“Data Page: Nurses and midwives per 1,000 people”. Our World in Data (2024). Data adapted from Data compiled from multiple sources by World Bank.

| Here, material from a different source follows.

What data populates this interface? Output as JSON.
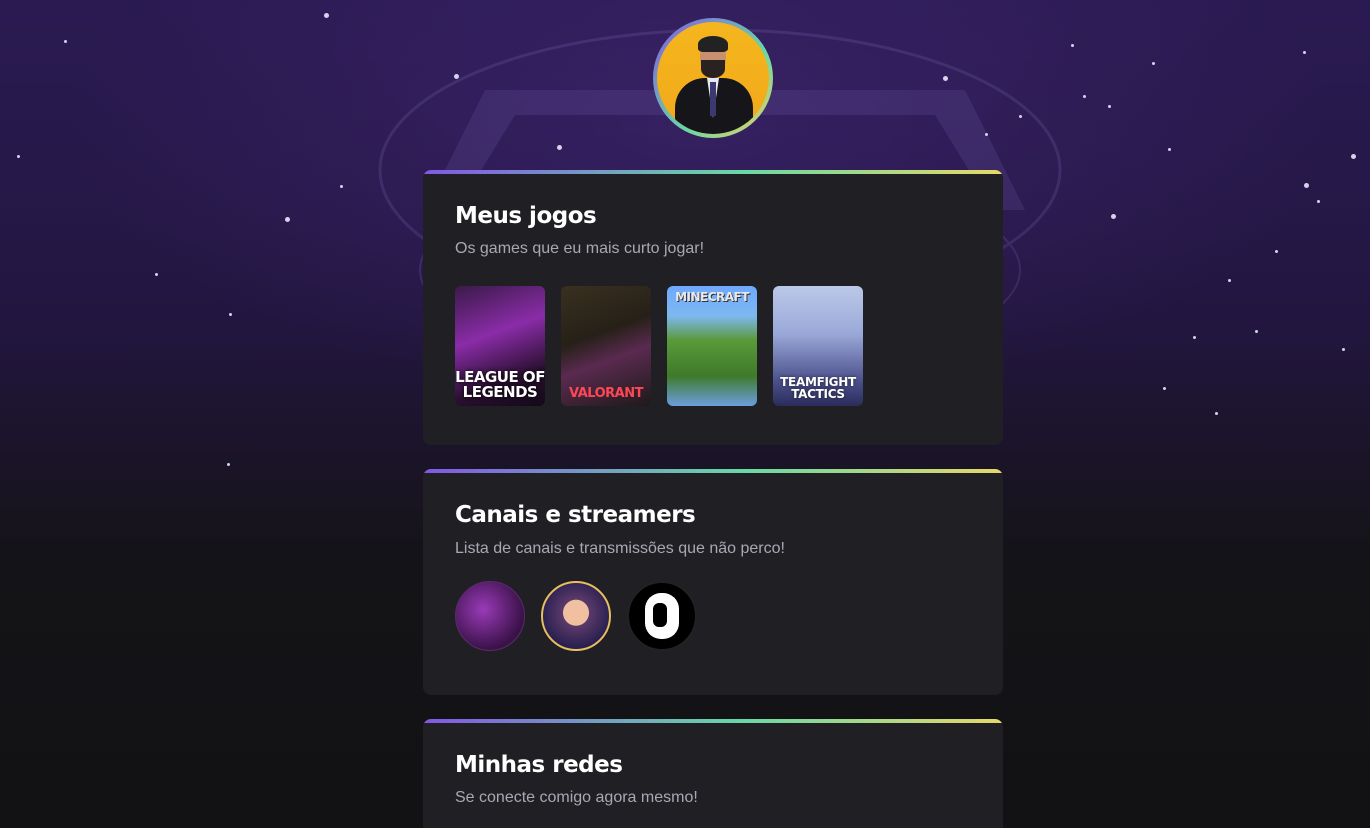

Retrieved from https://ourworldindata.org/grapher/nurses-and-midwives-per-1000-people [online resource]
How to cite this data

In-line citationIf you have limited space (e.g. in data visualizations), you can use this abbreviated in-line citation:

Multiple sources compiled by World Bank (2024) – processed by Our World in Data

Full citation

Multiple sources compiled by World Bank (2024) – processed by Our World in Data. “Nurses and midwives per 1,000 people” [dataset]. Data compiled from multiple sources by World Bank, “World Development Indicators” [original data]. Retrieved June 20, 2024 from https://ourworldindata.org/grapher/nurses-and-midwives-per-1000-people